### Work order
Your reply should reproduce all the data below exactly while excluding the pictures.

--------

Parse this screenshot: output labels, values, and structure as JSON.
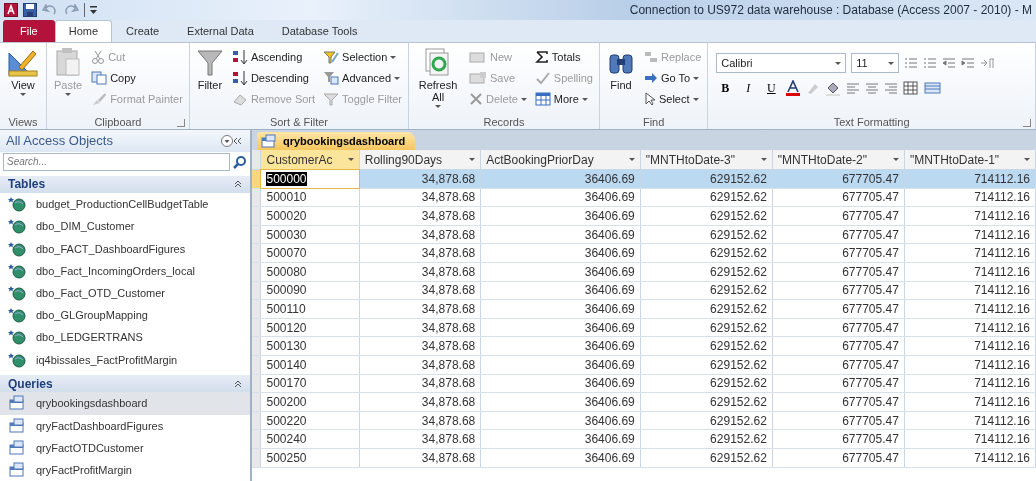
{
  "window": {
    "title": "Connection to US972 data warehouse : Database (Access 2007 - 2010)  -  M"
  },
  "ribbon_tabs": [
    {
      "label": "File",
      "kind": "file",
      "selected": false
    },
    {
      "label": "Home",
      "kind": "tab",
      "selected": true
    },
    {
      "label": "Create",
      "kind": "tab",
      "selected": false
    },
    {
      "label": "External Data",
      "kind": "tab",
      "selected": false
    },
    {
      "label": "Database Tools",
      "kind": "tab",
      "selected": false
    }
  ],
  "ribbon_groups": [
    {
      "label": "Views",
      "launcher": false,
      "commands": [
        {
          "kind": "large",
          "label": "View",
          "disabled": false,
          "caret": true
        }
      ]
    },
    {
      "label": "Clipboard",
      "launcher": true,
      "commands": [
        {
          "kind": "large",
          "label": "Paste",
          "disabled": true,
          "caret": true
        },
        {
          "kind": "small",
          "label": "Cut",
          "disabled": true,
          "caret": false
        },
        {
          "kind": "small",
          "label": "Copy",
          "disabled": false,
          "caret": false
        },
        {
          "kind": "small",
          "label": "Format Painter",
          "disabled": true,
          "caret": false
        }
      ]
    },
    {
      "label": "Sort & Filter",
      "launcher": false,
      "commands": [
        {
          "kind": "large",
          "label": "Filter",
          "disabled": false,
          "caret": false
        },
        {
          "kind": "small",
          "label": "Ascending",
          "disabled": false,
          "caret": false
        },
        {
          "kind": "small",
          "label": "Descending",
          "disabled": false,
          "caret": false
        },
        {
          "kind": "small",
          "label": "Remove Sort",
          "disabled": true,
          "caret": false
        },
        {
          "kind": "small",
          "label": "Selection",
          "disabled": false,
          "caret": true
        },
        {
          "kind": "small",
          "label": "Advanced",
          "disabled": false,
          "caret": true
        },
        {
          "kind": "small",
          "label": "Toggle Filter",
          "disabled": true,
          "caret": false
        }
      ]
    },
    {
      "label": "Records",
      "launcher": false,
      "commands": [
        {
          "kind": "large",
          "label": "Refresh All",
          "disabled": false,
          "caret": true
        },
        {
          "kind": "small",
          "label": "New",
          "disabled": true,
          "caret": false
        },
        {
          "kind": "small",
          "label": "Save",
          "disabled": true,
          "caret": false
        },
        {
          "kind": "small",
          "label": "Delete",
          "disabled": true,
          "caret": true
        },
        {
          "kind": "small",
          "label": "Totals",
          "disabled": false,
          "caret": false
        },
        {
          "kind": "small",
          "label": "Spelling",
          "disabled": true,
          "caret": false
        },
        {
          "kind": "small",
          "label": "More",
          "disabled": false,
          "caret": true
        }
      ]
    },
    {
      "label": "Find",
      "launcher": false,
      "commands": [
        {
          "kind": "large",
          "label": "Find",
          "disabled": false,
          "caret": false
        },
        {
          "kind": "small",
          "label": "Replace",
          "disabled": true,
          "caret": false
        },
        {
          "kind": "small",
          "label": "Go To",
          "disabled": false,
          "caret": true
        },
        {
          "kind": "small",
          "label": "Select",
          "disabled": false,
          "caret": true
        }
      ]
    },
    {
      "label": "Text Formatting",
      "launcher": true,
      "font": "Calibri",
      "size": "11",
      "format_buttons": [
        "B",
        "I",
        "U"
      ]
    }
  ],
  "nav_pane": {
    "title": "All Access Objects",
    "search": {
      "placeholder": "Search..."
    },
    "sections": [
      {
        "label": "Tables",
        "kind": "table",
        "expanded": true,
        "items": [
          {
            "label": "budget_ProductionCellBudgetTable",
            "selected": false
          },
          {
            "label": "dbo_DIM_Customer",
            "selected": false
          },
          {
            "label": "dbo_FACT_DashboardFigures",
            "selected": false
          },
          {
            "label": "dbo_Fact_IncomingOrders_local",
            "selected": false
          },
          {
            "label": "dbo_Fact_OTD_Customer",
            "selected": false
          },
          {
            "label": "dbo_GLGroupMapping",
            "selected": false
          },
          {
            "label": "dbo_LEDGERTRANS",
            "selected": false
          },
          {
            "label": "iq4bissales_FactProfitMargin",
            "selected": false
          }
        ]
      },
      {
        "label": "Queries",
        "kind": "query",
        "expanded": true,
        "items": [
          {
            "label": "qrybookingsdashboard",
            "selected": true
          },
          {
            "label": "qryFactDashboardFigures",
            "selected": false
          },
          {
            "label": "qryFactOTDCustomer",
            "selected": false
          },
          {
            "label": "qryFactProfitMargin",
            "selected": false
          }
        ]
      }
    ]
  },
  "document_tab": {
    "label": "qrybookingsdashboard"
  },
  "table": {
    "columns": [
      {
        "label": "CustomerAc",
        "selected": true
      },
      {
        "label": "Rolling90Days",
        "selected": false
      },
      {
        "label": "ActBookingPriorDay",
        "selected": false
      },
      {
        "label": "\"MNTHtoDate-3\"",
        "selected": false
      },
      {
        "label": "\"MNTHtoDate-2\"",
        "selected": false
      },
      {
        "label": "\"MNTHtoDate-1\"",
        "selected": false
      }
    ],
    "rows": [
      {
        "selected": true,
        "cells": [
          "500000",
          "34,878.68",
          "36406.69",
          "629152.62",
          "677705.47",
          "714112.16"
        ]
      },
      {
        "selected": false,
        "cells": [
          "500010",
          "34,878.68",
          "36406.69",
          "629152.62",
          "677705.47",
          "714112.16"
        ]
      },
      {
        "selected": false,
        "cells": [
          "500020",
          "34,878.68",
          "36406.69",
          "629152.62",
          "677705.47",
          "714112.16"
        ]
      },
      {
        "selected": false,
        "cells": [
          "500030",
          "34,878.68",
          "36406.69",
          "629152.62",
          "677705.47",
          "714112.16"
        ]
      },
      {
        "selected": false,
        "cells": [
          "500070",
          "34,878.68",
          "36406.69",
          "629152.62",
          "677705.47",
          "714112.16"
        ]
      },
      {
        "selected": false,
        "cells": [
          "500080",
          "34,878.68",
          "36406.69",
          "629152.62",
          "677705.47",
          "714112.16"
        ]
      },
      {
        "selected": false,
        "cells": [
          "500090",
          "34,878.68",
          "36406.69",
          "629152.62",
          "677705.47",
          "714112.16"
        ]
      },
      {
        "selected": false,
        "cells": [
          "500110",
          "34,878.68",
          "36406.69",
          "629152.62",
          "677705.47",
          "714112.16"
        ]
      },
      {
        "selected": false,
        "cells": [
          "500120",
          "34,878.68",
          "36406.69",
          "629152.62",
          "677705.47",
          "714112.16"
        ]
      },
      {
        "selected": false,
        "cells": [
          "500130",
          "34,878.68",
          "36406.69",
          "629152.62",
          "677705.47",
          "714112.16"
        ]
      },
      {
        "selected": false,
        "cells": [
          "500140",
          "34,878.68",
          "36406.69",
          "629152.62",
          "677705.47",
          "714112.16"
        ]
      },
      {
        "selected": false,
        "cells": [
          "500170",
          "34,878.68",
          "36406.69",
          "629152.62",
          "677705.47",
          "714112.16"
        ]
      },
      {
        "selected": false,
        "cells": [
          "500200",
          "34,878.68",
          "36406.69",
          "629152.62",
          "677705.47",
          "714112.16"
        ]
      },
      {
        "selected": false,
        "cells": [
          "500220",
          "34,878.68",
          "36406.69",
          "629152.62",
          "677705.47",
          "714112.16"
        ]
      },
      {
        "selected": false,
        "cells": [
          "500240",
          "34,878.68",
          "36406.69",
          "629152.62",
          "677705.47",
          "714112.16"
        ]
      },
      {
        "selected": false,
        "cells": [
          "500250",
          "34,878.68",
          "36406.69",
          "629152.62",
          "677705.47",
          "714112.16"
        ]
      }
    ]
  }
}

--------

### Problem solution
Parse this screenshot: output labels, values, and structure as JSON.
{
  "window": {
    "title": "Connection to US972 data warehouse : Database (Access 2007 - 2010)  -  M"
  },
  "ribbon_tabs": [
    {
      "label": "File",
      "kind": "file",
      "selected": false
    },
    {
      "label": "Home",
      "kind": "tab",
      "selected": true
    },
    {
      "label": "Create",
      "kind": "tab",
      "selected": false
    },
    {
      "label": "External Data",
      "kind": "tab",
      "selected": false
    },
    {
      "label": "Database Tools",
      "kind": "tab",
      "selected": false
    }
  ],
  "ribbon_groups": [
    {
      "label": "Views",
      "launcher": false,
      "commands": [
        {
          "kind": "large",
          "label": "View",
          "disabled": false,
          "caret": true
        }
      ]
    },
    {
      "label": "Clipboard",
      "launcher": true,
      "commands": [
        {
          "kind": "large",
          "label": "Paste",
          "disabled": true,
          "caret": true
        },
        {
          "kind": "small",
          "label": "Cut",
          "disabled": true,
          "caret": false
        },
        {
          "kind": "small",
          "label": "Copy",
          "disabled": false,
          "caret": false
        },
        {
          "kind": "small",
          "label": "Format Painter",
          "disabled": true,
          "caret": false
        }
      ]
    },
    {
      "label": "Sort & Filter",
      "launcher": false,
      "commands": [
        {
          "kind": "large",
          "label": "Filter",
          "disabled": false,
          "caret": false
        },
        {
          "kind": "small",
          "label": "Ascending",
          "disabled": false,
          "caret": false
        },
        {
          "kind": "small",
          "label": "Descending",
          "disabled": false,
          "caret": false
        },
        {
          "kind": "small",
          "label": "Remove Sort",
          "disabled": true,
          "caret": false
        },
        {
          "kind": "small",
          "label": "Selection",
          "disabled": false,
          "caret": true
        },
        {
          "kind": "small",
          "label": "Advanced",
          "disabled": false,
          "caret": true
        },
        {
          "kind": "small",
          "label": "Toggle Filter",
          "disabled": true,
          "caret": false
        }
      ]
    },
    {
      "label": "Records",
      "launcher": false,
      "commands": [
        {
          "kind": "large",
          "label": "Refresh All",
          "disabled": false,
          "caret": true
        },
        {
          "kind": "small",
          "label": "New",
          "disabled": true,
          "caret": false
        },
        {
          "kind": "small",
          "label": "Save",
          "disabled": true,
          "caret": false
        },
        {
          "kind": "small",
          "label": "Delete",
          "disabled": true,
          "caret": true
        },
        {
          "kind": "small",
          "label": "Totals",
          "disabled": false,
          "caret": false
        },
        {
          "kind": "small",
          "label": "Spelling",
          "disabled": true,
          "caret": false
        },
        {
          "kind": "small",
          "label": "More",
          "disabled": false,
          "caret": true
        }
      ]
    },
    {
      "label": "Find",
      "launcher": false,
      "commands": [
        {
          "kind": "large",
          "label": "Find",
          "disabled": false,
          "caret": false
        },
        {
          "kind": "small",
          "label": "Replace",
          "disabled": true,
          "caret": false
        },
        {
          "kind": "small",
          "label": "Go To",
          "disabled": false,
          "caret": true
        },
        {
          "kind": "small",
          "label": "Select",
          "disabled": false,
          "caret": true
        }
      ]
    },
    {
      "label": "Text Formatting",
      "launcher": true,
      "font": "Calibri",
      "size": "11",
      "format_buttons": [
        "B",
        "I",
        "U"
      ]
    }
  ],
  "nav_pane": {
    "title": "All Access Objects",
    "search": {
      "placeholder": "Search..."
    },
    "sections": [
      {
        "label": "Tables",
        "kind": "table",
        "expanded": true,
        "items": [
          {
            "label": "budget_ProductionCellBudgetTable",
            "selected": false
          },
          {
            "label": "dbo_DIM_Customer",
            "selected": false
          },
          {
            "label": "dbo_FACT_DashboardFigures",
            "selected": false
          },
          {
            "label": "dbo_Fact_IncomingOrders_local",
            "selected": false
          },
          {
            "label": "dbo_Fact_OTD_Customer",
            "selected": false
          },
          {
            "label": "dbo_GLGroupMapping",
            "selected": false
          },
          {
            "label": "dbo_LEDGERTRANS",
            "selected": false
          },
          {
            "label": "iq4bissales_FactProfitMargin",
            "selected": false
          }
        ]
      },
      {
        "label": "Queries",
        "kind": "query",
        "expanded": true,
        "items": [
          {
            "label": "qrybookingsdashboard",
            "selected": true
          },
          {
            "label": "qryFactDashboardFigures",
            "selected": false
          },
          {
            "label": "qryFactOTDCustomer",
            "selected": false
          },
          {
            "label": "qryFactProfitMargin",
            "selected": false
          }
        ]
      }
    ]
  },
  "document_tab": {
    "label": "qrybookingsdashboard"
  },
  "table": {
    "columns": [
      {
        "label": "CustomerAc",
        "selected": true
      },
      {
        "label": "Rolling90Days",
        "selected": false
      },
      {
        "label": "ActBookingPriorDay",
        "selected": false
      },
      {
        "label": "\"MNTHtoDate-3\"",
        "selected": false
      },
      {
        "label": "\"MNTHtoDate-2\"",
        "selected": false
      },
      {
        "label": "\"MNTHtoDate-1\"",
        "selected": false
      }
    ],
    "rows": [
      {
        "selected": true,
        "cells": [
          "500000",
          "34,878.68",
          "36406.69",
          "629152.62",
          "677705.47",
          "714112.16"
        ]
      },
      {
        "selected": false,
        "cells": [
          "500010",
          "34,878.68",
          "36406.69",
          "629152.62",
          "677705.47",
          "714112.16"
        ]
      },
      {
        "selected": false,
        "cells": [
          "500020",
          "34,878.68",
          "36406.69",
          "629152.62",
          "677705.47",
          "714112.16"
        ]
      },
      {
        "selected": false,
        "cells": [
          "500030",
          "34,878.68",
          "36406.69",
          "629152.62",
          "677705.47",
          "714112.16"
        ]
      },
      {
        "selected": false,
        "cells": [
          "500070",
          "34,878.68",
          "36406.69",
          "629152.62",
          "677705.47",
          "714112.16"
        ]
      },
      {
        "selected": false,
        "cells": [
          "500080",
          "34,878.68",
          "36406.69",
          "629152.62",
          "677705.47",
          "714112.16"
        ]
      },
      {
        "selected": false,
        "cells": [
          "500090",
          "34,878.68",
          "36406.69",
          "629152.62",
          "677705.47",
          "714112.16"
        ]
      },
      {
        "selected": false,
        "cells": [
          "500110",
          "34,878.68",
          "36406.69",
          "629152.62",
          "677705.47",
          "714112.16"
        ]
      },
      {
        "selected": false,
        "cells": [
          "500120",
          "34,878.68",
          "36406.69",
          "629152.62",
          "677705.47",
          "714112.16"
        ]
      },
      {
        "selected": false,
        "cells": [
          "500130",
          "34,878.68",
          "36406.69",
          "629152.62",
          "677705.47",
          "714112.16"
        ]
      },
      {
        "selected": false,
        "cells": [
          "500140",
          "34,878.68",
          "36406.69",
          "629152.62",
          "677705.47",
          "714112.16"
        ]
      },
      {
        "selected": false,
        "cells": [
          "500170",
          "34,878.68",
          "36406.69",
          "629152.62",
          "677705.47",
          "714112.16"
        ]
      },
      {
        "selected": false,
        "cells": [
          "500200",
          "34,878.68",
          "36406.69",
          "629152.62",
          "677705.47",
          "714112.16"
        ]
      },
      {
        "selected": false,
        "cells": [
          "500220",
          "34,878.68",
          "36406.69",
          "629152.62",
          "677705.47",
          "714112.16"
        ]
      },
      {
        "selected": false,
        "cells": [
          "500240",
          "34,878.68",
          "36406.69",
          "629152.62",
          "677705.47",
          "714112.16"
        ]
      },
      {
        "selected": false,
        "cells": [
          "500250",
          "34,878.68",
          "36406.69",
          "629152.62",
          "677705.47",
          "714112.16"
        ]
      }
    ]
  }
}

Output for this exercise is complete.